First, the evidence of a turnaround: The S&P/Case-Shiller index of home prices in 20 cities rose 0.6% in February from a year earlier, the first annual gain since December 2006. A homebuyer tax credit, set to expire Apr. 30, has helped. So has an abundance of inexpensive homes. And the Federal Reserve's recent purchases of mortgage-backed securities pushed the cost of a 30-year fixed-rate mortgage to a new low.
Yet the gain in the Case-Shiller index was half the number forecast by economists in a Bloomberg News survey. Prices declined in 11 of the 20 cities in the index: Las Vegas, down 15%; Tampa, down 6.0%; Seattle, down 5.6%; New York, down 4.1%.
Sales for April will probably increase over March as buyers rush to take advantage of the tax credit.
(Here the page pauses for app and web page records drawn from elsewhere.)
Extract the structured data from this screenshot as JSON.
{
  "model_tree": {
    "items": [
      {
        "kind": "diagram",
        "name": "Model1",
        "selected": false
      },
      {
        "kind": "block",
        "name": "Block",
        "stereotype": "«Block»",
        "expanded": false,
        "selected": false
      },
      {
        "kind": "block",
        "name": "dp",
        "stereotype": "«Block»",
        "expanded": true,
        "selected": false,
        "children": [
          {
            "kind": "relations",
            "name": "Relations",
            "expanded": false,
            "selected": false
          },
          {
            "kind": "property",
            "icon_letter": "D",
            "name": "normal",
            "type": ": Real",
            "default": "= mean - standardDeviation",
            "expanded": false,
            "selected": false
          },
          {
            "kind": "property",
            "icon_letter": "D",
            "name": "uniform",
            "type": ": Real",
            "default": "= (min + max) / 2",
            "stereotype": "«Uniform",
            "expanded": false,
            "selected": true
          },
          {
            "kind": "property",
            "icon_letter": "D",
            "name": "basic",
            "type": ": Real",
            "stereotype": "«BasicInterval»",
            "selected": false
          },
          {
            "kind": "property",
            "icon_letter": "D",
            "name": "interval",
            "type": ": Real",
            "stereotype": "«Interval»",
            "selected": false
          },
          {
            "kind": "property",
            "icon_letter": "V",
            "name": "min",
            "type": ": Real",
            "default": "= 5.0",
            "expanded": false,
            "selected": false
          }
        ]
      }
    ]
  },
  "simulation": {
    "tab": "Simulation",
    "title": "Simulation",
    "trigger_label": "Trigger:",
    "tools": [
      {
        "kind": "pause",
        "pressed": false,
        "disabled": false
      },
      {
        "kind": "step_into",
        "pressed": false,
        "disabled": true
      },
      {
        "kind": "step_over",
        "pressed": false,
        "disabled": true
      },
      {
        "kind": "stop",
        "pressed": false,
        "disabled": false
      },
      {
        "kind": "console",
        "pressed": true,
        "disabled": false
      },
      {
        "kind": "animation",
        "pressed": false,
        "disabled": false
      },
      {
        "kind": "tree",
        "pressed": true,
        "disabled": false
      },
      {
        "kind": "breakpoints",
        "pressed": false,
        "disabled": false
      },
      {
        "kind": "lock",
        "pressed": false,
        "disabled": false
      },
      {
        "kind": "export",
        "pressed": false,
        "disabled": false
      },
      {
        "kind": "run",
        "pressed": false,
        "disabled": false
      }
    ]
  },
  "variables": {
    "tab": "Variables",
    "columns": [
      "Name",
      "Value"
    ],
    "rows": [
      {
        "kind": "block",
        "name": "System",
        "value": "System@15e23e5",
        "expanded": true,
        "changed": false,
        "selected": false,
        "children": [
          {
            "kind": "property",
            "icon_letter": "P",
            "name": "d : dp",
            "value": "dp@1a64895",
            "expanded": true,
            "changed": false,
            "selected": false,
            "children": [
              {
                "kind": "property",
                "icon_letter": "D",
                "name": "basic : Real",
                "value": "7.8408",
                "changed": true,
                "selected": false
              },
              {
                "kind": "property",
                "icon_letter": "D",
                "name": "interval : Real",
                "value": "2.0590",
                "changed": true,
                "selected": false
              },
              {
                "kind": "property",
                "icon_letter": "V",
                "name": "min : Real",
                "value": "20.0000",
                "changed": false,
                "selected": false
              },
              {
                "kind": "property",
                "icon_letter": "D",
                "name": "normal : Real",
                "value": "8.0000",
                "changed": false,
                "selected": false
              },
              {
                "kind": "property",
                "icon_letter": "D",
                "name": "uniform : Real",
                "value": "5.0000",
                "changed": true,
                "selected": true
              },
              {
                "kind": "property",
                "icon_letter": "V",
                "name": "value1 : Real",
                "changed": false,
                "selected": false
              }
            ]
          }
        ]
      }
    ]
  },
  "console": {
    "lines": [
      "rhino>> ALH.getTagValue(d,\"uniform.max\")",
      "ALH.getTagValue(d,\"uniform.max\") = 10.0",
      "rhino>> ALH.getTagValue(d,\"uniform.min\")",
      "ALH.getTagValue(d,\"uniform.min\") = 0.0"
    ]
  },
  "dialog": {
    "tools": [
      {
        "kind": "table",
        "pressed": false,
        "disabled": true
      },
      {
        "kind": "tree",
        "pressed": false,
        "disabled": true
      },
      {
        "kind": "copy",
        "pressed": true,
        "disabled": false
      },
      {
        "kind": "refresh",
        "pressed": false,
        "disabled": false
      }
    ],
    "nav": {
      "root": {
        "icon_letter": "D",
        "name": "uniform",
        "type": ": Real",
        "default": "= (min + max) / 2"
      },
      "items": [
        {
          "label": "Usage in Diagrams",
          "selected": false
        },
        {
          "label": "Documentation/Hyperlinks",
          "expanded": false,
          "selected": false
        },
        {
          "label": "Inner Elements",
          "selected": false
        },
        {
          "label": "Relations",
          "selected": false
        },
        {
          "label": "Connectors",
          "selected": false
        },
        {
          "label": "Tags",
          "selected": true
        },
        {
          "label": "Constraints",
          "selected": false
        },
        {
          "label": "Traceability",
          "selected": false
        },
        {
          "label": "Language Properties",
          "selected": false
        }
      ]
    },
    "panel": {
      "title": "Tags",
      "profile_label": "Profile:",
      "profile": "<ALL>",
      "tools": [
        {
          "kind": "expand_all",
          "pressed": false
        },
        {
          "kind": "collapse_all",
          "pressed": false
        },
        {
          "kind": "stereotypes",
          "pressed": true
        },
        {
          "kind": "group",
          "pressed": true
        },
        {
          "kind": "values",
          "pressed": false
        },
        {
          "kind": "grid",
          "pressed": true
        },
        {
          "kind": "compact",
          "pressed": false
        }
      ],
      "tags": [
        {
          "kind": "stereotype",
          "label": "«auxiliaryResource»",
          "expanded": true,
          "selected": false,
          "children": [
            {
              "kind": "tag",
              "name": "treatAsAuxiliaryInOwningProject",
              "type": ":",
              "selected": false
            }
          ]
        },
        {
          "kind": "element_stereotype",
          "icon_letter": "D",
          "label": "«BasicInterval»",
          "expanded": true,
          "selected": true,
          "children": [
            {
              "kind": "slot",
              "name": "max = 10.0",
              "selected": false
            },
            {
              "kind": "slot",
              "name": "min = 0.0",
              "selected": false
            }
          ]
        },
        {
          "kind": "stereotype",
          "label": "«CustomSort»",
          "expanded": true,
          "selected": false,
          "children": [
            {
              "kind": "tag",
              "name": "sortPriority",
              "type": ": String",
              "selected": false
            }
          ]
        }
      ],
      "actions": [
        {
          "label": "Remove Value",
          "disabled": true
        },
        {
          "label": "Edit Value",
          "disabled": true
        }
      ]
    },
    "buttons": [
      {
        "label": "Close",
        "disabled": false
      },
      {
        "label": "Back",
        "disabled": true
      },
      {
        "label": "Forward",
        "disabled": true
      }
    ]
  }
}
A lasting boost will come only when the employment outlook improves, says Neal Soss, chief economist at Crédit Suisse (CS) in New York. "You've really got to heal the fundamentals," says Soss. "We see housing as a lagging sector for some years into the future."
That's quite a change. Residential construction and home sales led the way out of the previous seven recessions going back to 1960. Don't expect that now, said Federal Reserve Vice-Chairman Donald L. Kohn in an Apr. 8 speech. The improvement in housing is showing up only after two quarters of economic expansion. To add to the pain, "a large overhang of vacant homes is likely to weigh on construction for some time," said Kohn.
The bottom line: Unsold inventory has to clear before the housing market takes off. Millions of foreclosed homes are glutting the market.